I must say, I did not expect to be reviewing another Eminem album this soon after covering Revival. There was a four year gap between Revival and The Marshall Mathers LP 2, and there was a three year gap between The Marshall Mathers LP 2 and Recovery. Yet not even a full year has passed between the release of Revival and Kamikaze.
I had very high praises for Revival and I considered it to be one of his best albums if not THE best, but as usual for me this opinion turned out to be in the minority. Revival was among Eminem’s most panned albums since Relapse and a lot of people seemed to have hated it, and it was clear Em didn’t take it very well.
I don’t blame Em for his reaction given that Revival was meant to show him at his most vulnerable and human in a medium that is known for expecting its participants to be tough and stable. The very first track on Revival was about his fading relevance and his fears that he can’t own up to his prior legacy, and the poor reception of Revival likely didn’t alleviate those fears.

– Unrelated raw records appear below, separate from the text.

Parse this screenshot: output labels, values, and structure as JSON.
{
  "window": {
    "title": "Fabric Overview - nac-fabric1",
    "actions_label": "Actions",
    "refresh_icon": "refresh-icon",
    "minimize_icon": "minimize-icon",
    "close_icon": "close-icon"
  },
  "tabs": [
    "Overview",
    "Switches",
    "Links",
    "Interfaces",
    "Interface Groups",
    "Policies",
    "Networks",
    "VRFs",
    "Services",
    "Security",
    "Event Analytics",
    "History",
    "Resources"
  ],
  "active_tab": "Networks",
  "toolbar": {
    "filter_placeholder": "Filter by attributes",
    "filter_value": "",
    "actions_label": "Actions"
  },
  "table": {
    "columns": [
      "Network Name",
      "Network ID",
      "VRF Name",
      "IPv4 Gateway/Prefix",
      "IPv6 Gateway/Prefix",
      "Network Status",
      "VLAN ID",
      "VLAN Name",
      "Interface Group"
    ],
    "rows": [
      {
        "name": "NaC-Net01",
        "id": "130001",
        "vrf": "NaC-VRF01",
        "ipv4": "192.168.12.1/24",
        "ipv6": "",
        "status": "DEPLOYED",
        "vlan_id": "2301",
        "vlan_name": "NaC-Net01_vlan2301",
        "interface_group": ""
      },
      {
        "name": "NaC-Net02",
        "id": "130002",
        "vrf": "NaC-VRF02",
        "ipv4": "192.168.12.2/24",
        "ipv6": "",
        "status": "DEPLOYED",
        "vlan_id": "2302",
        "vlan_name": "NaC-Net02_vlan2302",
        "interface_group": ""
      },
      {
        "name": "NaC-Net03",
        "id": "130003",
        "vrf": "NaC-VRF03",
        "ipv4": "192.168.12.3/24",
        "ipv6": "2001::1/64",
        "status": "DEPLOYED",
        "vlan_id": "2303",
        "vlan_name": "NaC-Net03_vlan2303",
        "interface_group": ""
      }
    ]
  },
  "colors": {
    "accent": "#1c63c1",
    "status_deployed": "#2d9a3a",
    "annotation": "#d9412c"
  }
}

Kamikaze was clearly made in response to the poor reception of Revival and is meant to be a representation of Em going back on every bit of growth he had in the last decade or so and is instead a return to his roots. Instead of taking the high road, he decides he’s going to fire back at everyone who dissed him or talked shit about him regardless of the risks present. The title “Kamikaze” is a highly fitting title considering that this could be just as harmful to himself as it is to everyone else. He’s fully aware of just what could go wrong but has decided to go for it anyway. We will take a look at this track by track. Read more
This review is going to be a bit more brief than the last hip hop album review I wrote. For these type of reviews, I usually prefer to listen to each track multiple times to properly examine them and to actually purchase the album in question in order to hear it in higher quality than on a Youtube upload. I cannot nor do I want to do that for this album, and I plan to express why.
And before I do that, I’m going to address the obvious elephant in the room. Yes I am a fan of Eminem and wrote a 5000+ word piece defending one of his most panned albums, and I stand by that. I do still plan to get around to writing about Kamikaze but I decided to listen MGK’s latest work. Read more
Eminem, Marshall Mathers, Slim Shady, or whatever you want to call him, is one of the most fascinating public figures I have ever encountered. I was undoubtedly late to the party in regards to his work as I have only discovered it a few years ago. I have heard bits and pieces of his songs from my brother who I assume, like many others, was a fan of his in the early 2000s but lost interest afterwards. The first song of his I actually listened to was “When I’m Gone,” one of three original songs (and the only good one at that) included on his Greatest Hits album “Curtain Call.”
I tend to be drawn to any works of arts with strong emotional power to them much more so than the usual over the top edgy shit Em is known for (although I do still enjoy that stuff) so his singles like “Mockingbird”, “Like Toy Soldiers”, “Cleanin Out My Closet”, “Stan”, “Beautiful”, “Not Afraid”, “The Way I Am” and “Space Bound” were the ones that that I noticed first, but I also was quite fond of the hilarious and clever stuff like “My Name Is”, “The Real Slim Shady”, “Without Me,” “Rap God”, “Berserk”, “Guilty Conscious,” etc. However, it is hardly just the singles that I liked, as I have heard every song from his main albums at least once. Read more